  15. 15. Nested Classes: Some Details  ―A nested class is a member of its enclosing class.    ―As a member of [its outer class], a nested class can be declared private, public, protected, or package private.   Non-static nested classes (inner classes) have access to other members of the enclosing class, even if they are declared private. Static nested classes do not have access to other members of the enclosing class. (Recall that outer classes can only be declared public or package private.)‖ ―There are two additional types of inner classes.  You can declare an inner class within the body of a method.   15 Such a class is known as a local inner class. You can also declare an inner class within the body of a method without naming it.  These classes are known as anonymous inner classes.

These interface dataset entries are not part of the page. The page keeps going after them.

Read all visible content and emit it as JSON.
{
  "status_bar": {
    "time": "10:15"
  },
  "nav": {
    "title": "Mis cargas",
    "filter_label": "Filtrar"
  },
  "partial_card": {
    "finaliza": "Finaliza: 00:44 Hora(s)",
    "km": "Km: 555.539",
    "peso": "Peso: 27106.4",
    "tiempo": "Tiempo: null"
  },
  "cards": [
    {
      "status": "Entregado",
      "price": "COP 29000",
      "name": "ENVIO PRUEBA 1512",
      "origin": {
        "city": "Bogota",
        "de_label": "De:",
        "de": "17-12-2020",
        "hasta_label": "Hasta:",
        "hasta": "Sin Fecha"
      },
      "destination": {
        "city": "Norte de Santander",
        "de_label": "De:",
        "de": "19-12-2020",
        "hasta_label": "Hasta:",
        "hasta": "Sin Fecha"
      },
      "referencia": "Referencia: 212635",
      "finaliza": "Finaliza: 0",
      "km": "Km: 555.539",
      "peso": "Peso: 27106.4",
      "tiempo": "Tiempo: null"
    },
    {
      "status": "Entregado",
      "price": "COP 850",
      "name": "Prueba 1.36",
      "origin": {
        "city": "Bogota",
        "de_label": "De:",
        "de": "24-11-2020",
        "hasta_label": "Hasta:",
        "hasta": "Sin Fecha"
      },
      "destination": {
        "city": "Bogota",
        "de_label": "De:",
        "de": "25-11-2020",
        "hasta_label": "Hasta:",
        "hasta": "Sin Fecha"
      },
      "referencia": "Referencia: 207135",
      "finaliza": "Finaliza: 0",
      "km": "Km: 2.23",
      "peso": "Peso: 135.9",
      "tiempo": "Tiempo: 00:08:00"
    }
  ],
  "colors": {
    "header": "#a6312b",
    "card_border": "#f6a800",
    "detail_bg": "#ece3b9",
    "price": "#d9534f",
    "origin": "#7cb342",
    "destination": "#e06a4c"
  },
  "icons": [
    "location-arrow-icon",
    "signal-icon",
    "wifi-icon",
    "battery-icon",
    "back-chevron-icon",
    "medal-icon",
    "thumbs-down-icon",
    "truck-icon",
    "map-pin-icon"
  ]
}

COMPSCI 230: S7
  16. 16. Review  Topics:    Enum Types Memory allocation: another view of Java’s type system Object Identity, Assignment, Equality, and Copying  The Object class Overriding equals() and toString()  Cloning   Nested Classes   End of Theme A: The OO Programming Paradigm  16 What and Why We took a top-down approach: use-case analysis  class design  implementation. COMPSCI 230: S7